An amazingly far-fetched attempt to wreak Nazi vengeance upon Dr. Friedrich Hertz, the Jewish scholar whose writings are recognized everywhere as the best scientific proof against the theory of Aryan racial superiority upon which Hitlerism is founded, is contained in the accusation made here that Dr. Hertz was an accomplice in the burning of the Reichstag on February 27. The only “proof” of the accusation is the allegation that his wife was “terribly agitated” on the eve of the fire, and that she expressed fear for her husband’s life.
The accusation of Dr. Hertz originated in the Central Office at Halle.
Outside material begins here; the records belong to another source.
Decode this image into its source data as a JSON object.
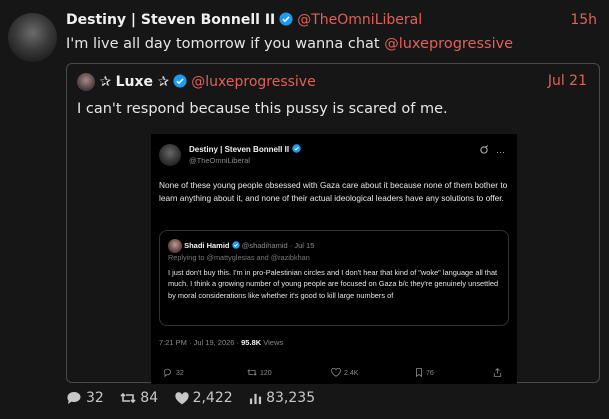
{
  "post": {
    "author_name": "Destiny | Steven Bonnell II",
    "author_handle": "@TheOmniLiberal",
    "time": "15h",
    "text_before": "I'm live all day tomorrow if you wanna chat ",
    "mention": "@luxeprogressive"
  },
  "quote": {
    "star_left": "✰",
    "author_name": "Luxe",
    "star_right": "✰",
    "author_handle": "@luxeprogressive",
    "time": "Jul 21",
    "text": "I can't respond because this pussy is scared of me."
  },
  "screenshot": {
    "author_name": "Destiny | Steven Bonnell II",
    "author_handle": "@TheOmniLiberal",
    "text": "None of these young people obsessed with Gaza care about it because none of them bother to learn anything about it, and none of their actual ideological leaders have any solutions to offer.",
    "inner": {
      "author_name": "Shadi Hamid",
      "author_handle": "@shadihamid",
      "date": "· Jul 15",
      "reply_line": "Replying to @mattyglesias and @razibkhan",
      "text": "I just don't buy this. I'm in pro-Palestinian circles and I don't hear that kind of \"woke\" language all that much. I think a growing number of young people are focused on Gaza b/c they're genuinely unsettled by moral considerations like whether it's good to kill large numbers of"
    },
    "meta_time": "7:21 PM · Jul 19, 2026 · ",
    "meta_views_count": "95.8K",
    "meta_views_label": " Views",
    "actions": {
      "replies": "32",
      "reposts": "120",
      "likes": "2.4K",
      "bookmarks": "76"
    }
  },
  "footer": {
    "replies": "32",
    "reposts": "84",
    "likes": "2,422",
    "views": "83,235"
  },
  "colors": {
    "background": "#161616",
    "accent": "#e0605a",
    "verified": "#1d9bf0"
  }
}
Meanwhile Dr. Hertz, who was formerly a professor at the University of Halle, has escaped to Vienna, his native city.
Although even the muzzled German press, in publishing the official communique containing the accusation, points out that there is no evidence that Hertz actually was an accomplice in the Reichstag burning, the German police have announced that they are contemplating demanding the extradition of Dr. Hertz of the Austrian government.
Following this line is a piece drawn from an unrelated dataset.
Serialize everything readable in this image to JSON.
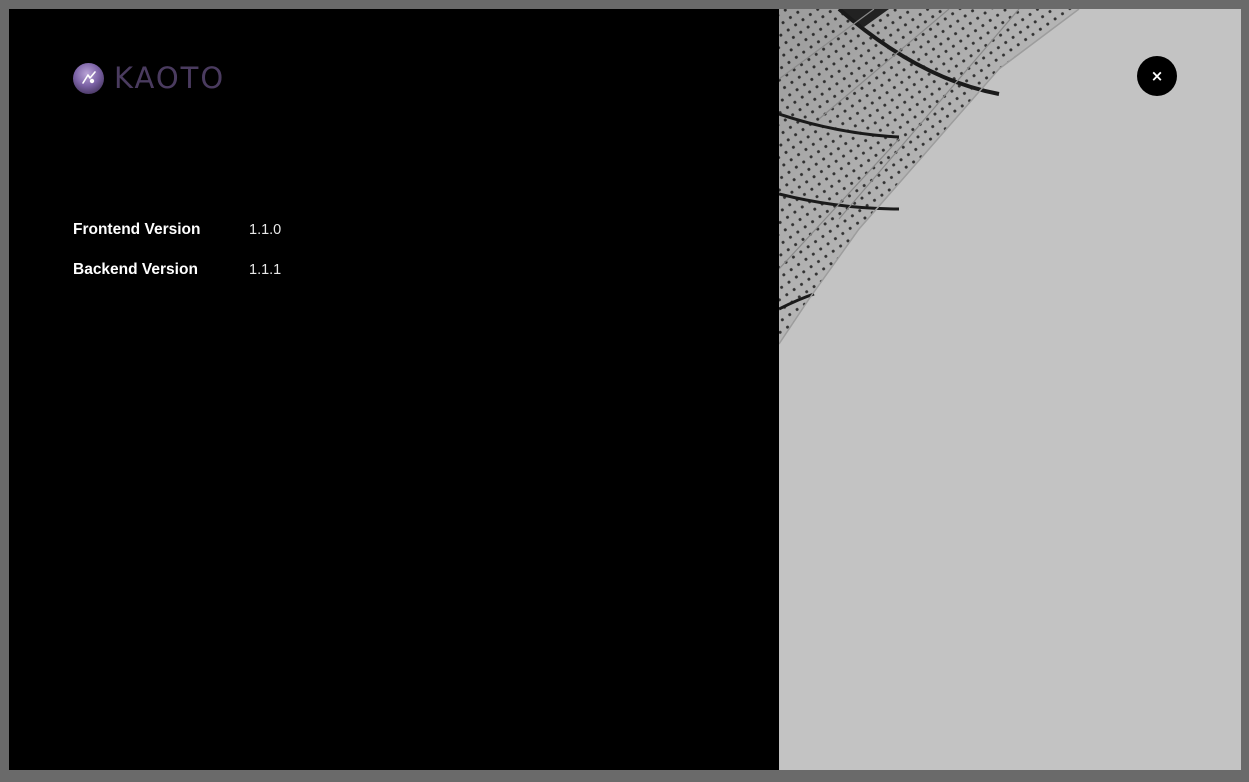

That the entire accusation is vindictive is plainly indicated by the fact that Hertz, in 1904, published a book entitled “Modern Race Theories,” which is universally accepted as the best reply to Chamberlain’s “Foundations of the Twentieth Century,” sometimes referred to as the Nazi bible.
In curious juxtaposition to the accusation of Hertz, is the story published in the Manchester Guardian, which attributes the fire to a plot hatched by Hitler, Goering, and Goebbels. According to the correspondent for the Manchester Guardian, the Nazi triumvirate assembled on February 27 to “await their fire.”
The fire itself, the report relates, was started by Goering’s agents, who entered the building through a subterranean passage connected with the Speaker’s residence, and then planted evidence to throw the blame upon an alleged communist.
The Archive of the Jewish Telegraphic Agency includes articles published from 1923 to 2008. Archive stories reflect the journalistic standards and practices of the time they were published.